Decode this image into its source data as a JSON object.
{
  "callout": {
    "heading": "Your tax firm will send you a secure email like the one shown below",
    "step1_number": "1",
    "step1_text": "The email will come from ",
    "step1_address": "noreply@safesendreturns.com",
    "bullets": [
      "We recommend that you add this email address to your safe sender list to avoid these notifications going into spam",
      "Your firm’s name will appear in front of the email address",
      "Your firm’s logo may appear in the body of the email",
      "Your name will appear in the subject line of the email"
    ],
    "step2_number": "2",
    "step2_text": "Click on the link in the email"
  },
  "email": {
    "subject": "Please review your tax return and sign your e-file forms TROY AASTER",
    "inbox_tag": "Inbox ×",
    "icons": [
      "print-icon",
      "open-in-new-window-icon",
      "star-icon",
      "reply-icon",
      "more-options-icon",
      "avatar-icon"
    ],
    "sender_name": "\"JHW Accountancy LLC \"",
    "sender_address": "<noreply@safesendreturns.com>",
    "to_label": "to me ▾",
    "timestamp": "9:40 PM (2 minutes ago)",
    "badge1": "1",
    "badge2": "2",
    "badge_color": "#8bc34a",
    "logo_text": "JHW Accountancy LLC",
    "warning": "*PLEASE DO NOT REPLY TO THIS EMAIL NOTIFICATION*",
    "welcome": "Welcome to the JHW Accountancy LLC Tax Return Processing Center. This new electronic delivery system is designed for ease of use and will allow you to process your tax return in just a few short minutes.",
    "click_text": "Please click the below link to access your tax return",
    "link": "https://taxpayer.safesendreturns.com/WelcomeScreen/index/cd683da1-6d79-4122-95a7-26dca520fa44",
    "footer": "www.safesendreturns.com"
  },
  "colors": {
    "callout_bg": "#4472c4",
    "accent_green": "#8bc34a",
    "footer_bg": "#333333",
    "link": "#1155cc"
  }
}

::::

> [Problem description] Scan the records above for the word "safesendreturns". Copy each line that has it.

> [Solution to the problem]
    "step1_address": "noreply@safesendreturns.com",
    "sender_address": "<noreply@safesendreturns.com>",
    "link": "https://taxpayer.safesendreturns.com/WelcomeScreen/index/cd683da1-6d79-4122-95a7-26dca520fa44",
    "footer": "www.safesendreturns.com"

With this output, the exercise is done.